● HOW TO COMPLETE THIS TASK
Filter the entries down to the lines containing "icon", and copy those lines.

Source records:
* * * * *

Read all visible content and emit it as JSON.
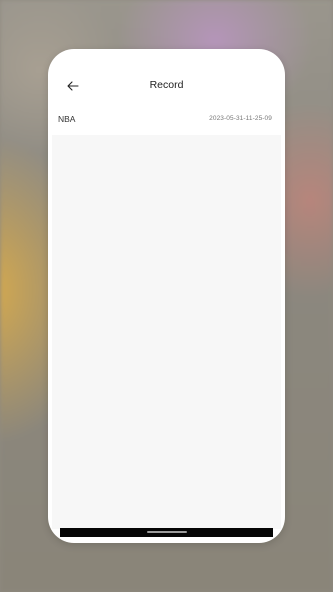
{
  "header": {
    "title": "Record",
    "back_icon": "arrow-left-icon"
  },
  "records": [
    {
      "name": "NBA",
      "date": "2023-05-31-11-25-09"
    }
  ],
  "colors": {
    "surface": "#ffffff",
    "content_bg": "#f7f7f7",
    "nav_bar": "#050505"
  }
}
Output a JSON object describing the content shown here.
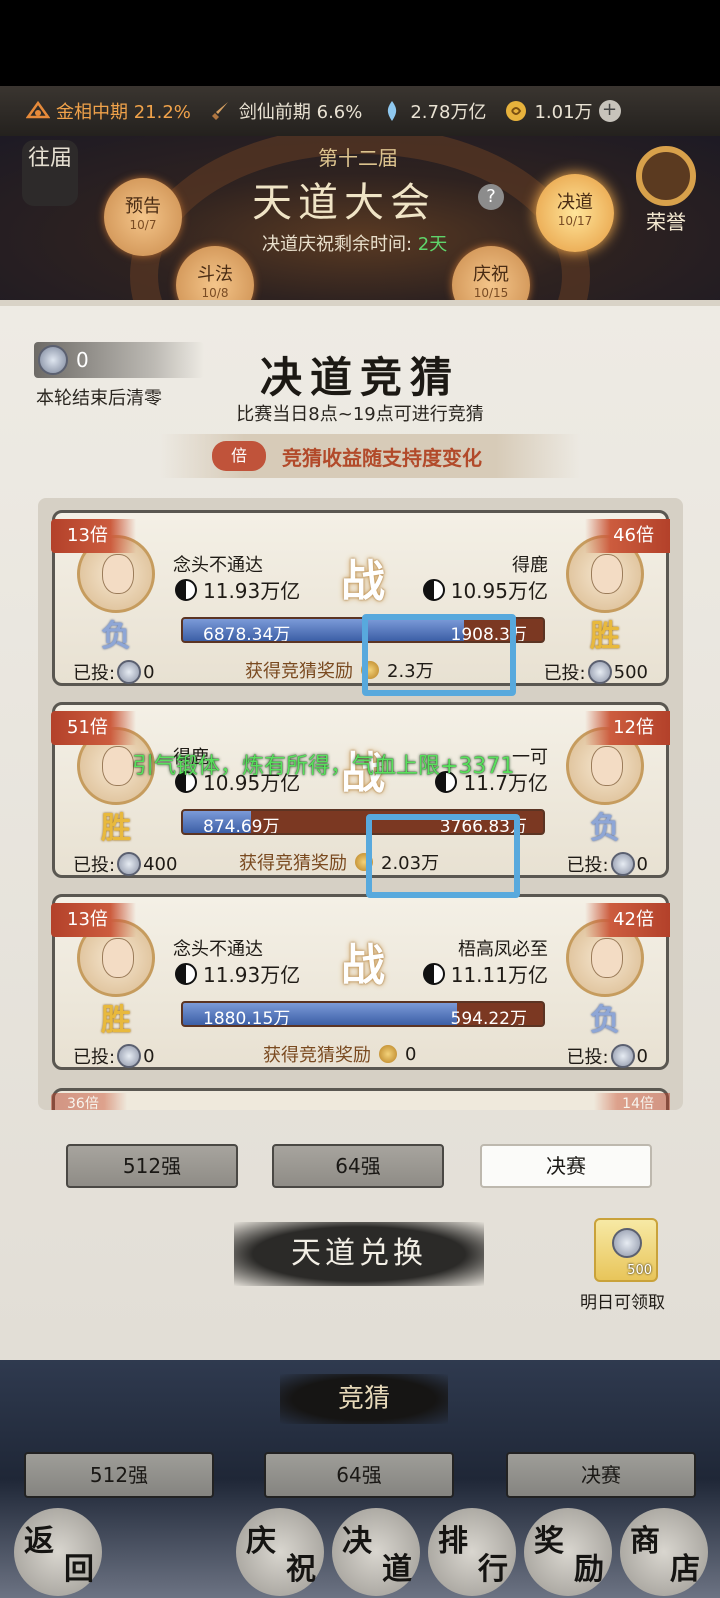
{
  "resources": [
    {
      "icon": "rank-icon",
      "label": "金相中期 21.2%",
      "highlight": true
    },
    {
      "icon": "sword-icon",
      "label": "剑仙前期 6.6%",
      "highlight": false
    },
    {
      "icon": "spirit-crystal-icon",
      "label": "2.78万亿",
      "highlight": false
    },
    {
      "icon": "coin-icon",
      "label": "1.01万",
      "highlight": false
    }
  ],
  "header": {
    "past_label": "往届",
    "round_label": "第十二届",
    "title": "天道大会",
    "help": "?",
    "countdown_prefix": "决道庆祝剩余时间: ",
    "countdown_value": "2天",
    "honor_label": "荣誉",
    "stages": [
      {
        "label": "预告",
        "date": "10/7"
      },
      {
        "label": "斗法",
        "date": "10/8"
      },
      {
        "label": "庆祝",
        "date": "10/15"
      },
      {
        "label": "决道",
        "date": "10/17"
      }
    ]
  },
  "panel": {
    "token_count": "0",
    "token_note": "本轮结束后清零",
    "title": "决道竞猜",
    "subtitle": "比赛当日8点~19点可进行竞猜",
    "ratio_tag": "倍",
    "ratio_text": "竞猜收益随支持度变化",
    "vs_char": "战",
    "bet_label": "已投:",
    "reward_label": "获得竞猜奖励"
  },
  "matches": [
    {
      "left": {
        "odds": "13倍",
        "name": "念头不通达",
        "power": "11.93万亿",
        "result": "负",
        "support": "6878.34万",
        "bet": "0"
      },
      "right": {
        "odds": "46倍",
        "name": "得鹿",
        "power": "10.95万亿",
        "result": "胜",
        "support": "1908.3万",
        "bet": "500"
      },
      "left_share": 0.78,
      "reward": "2.3万"
    },
    {
      "left": {
        "odds": "51倍",
        "name": "得鹿",
        "power": "10.95万亿",
        "result": "胜",
        "support": "874.69万",
        "bet": "400"
      },
      "right": {
        "odds": "12倍",
        "name": "一可",
        "power": "11.7万亿",
        "result": "负",
        "support": "3766.83万",
        "bet": "0"
      },
      "left_share": 0.19,
      "reward": "2.03万"
    },
    {
      "left": {
        "odds": "13倍",
        "name": "念头不通达",
        "power": "11.93万亿",
        "result": "胜",
        "support": "1880.15万",
        "bet": "0"
      },
      "right": {
        "odds": "42倍",
        "name": "梧高凤必至",
        "power": "11.11万亿",
        "result": "负",
        "support": "594.22万",
        "bet": "0"
      },
      "left_share": 0.76,
      "reward": "0"
    }
  ],
  "peek_odds": {
    "left": "36倍",
    "right": "14倍"
  },
  "float_message": "引气锻体，炼有所得，气血上限+3371",
  "round_tabs": [
    "512强",
    "64强",
    "决赛"
  ],
  "exchange_label": "天道兑换",
  "daily_reward": {
    "count": "500",
    "note": "明日可领取"
  },
  "bottom": {
    "title": "竞猜",
    "tabs": [
      "512强",
      "64强",
      "决赛"
    ],
    "nav": [
      {
        "c1": "返",
        "c2": "回"
      },
      {
        "c1": "庆",
        "c2": "祝"
      },
      {
        "c1": "决",
        "c2": "道"
      },
      {
        "c1": "排",
        "c2": "行"
      },
      {
        "c1": "奖",
        "c2": "励"
      },
      {
        "c1": "商",
        "c2": "店"
      }
    ]
  },
  "colors": {
    "highlight_box": "#58a9dd",
    "win": "#e8b93d",
    "lose": "#8ea6d6",
    "float_text": "#58e05c"
  }
}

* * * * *

● RESPONSE TO THE EXERCISE
    "back_icon": "arrow-left-icon"
      "icon": "rank-icon",
      "icon": "sword-icon",
      "icon": "spirit-crystal-icon",
      "icon": "coin-icon",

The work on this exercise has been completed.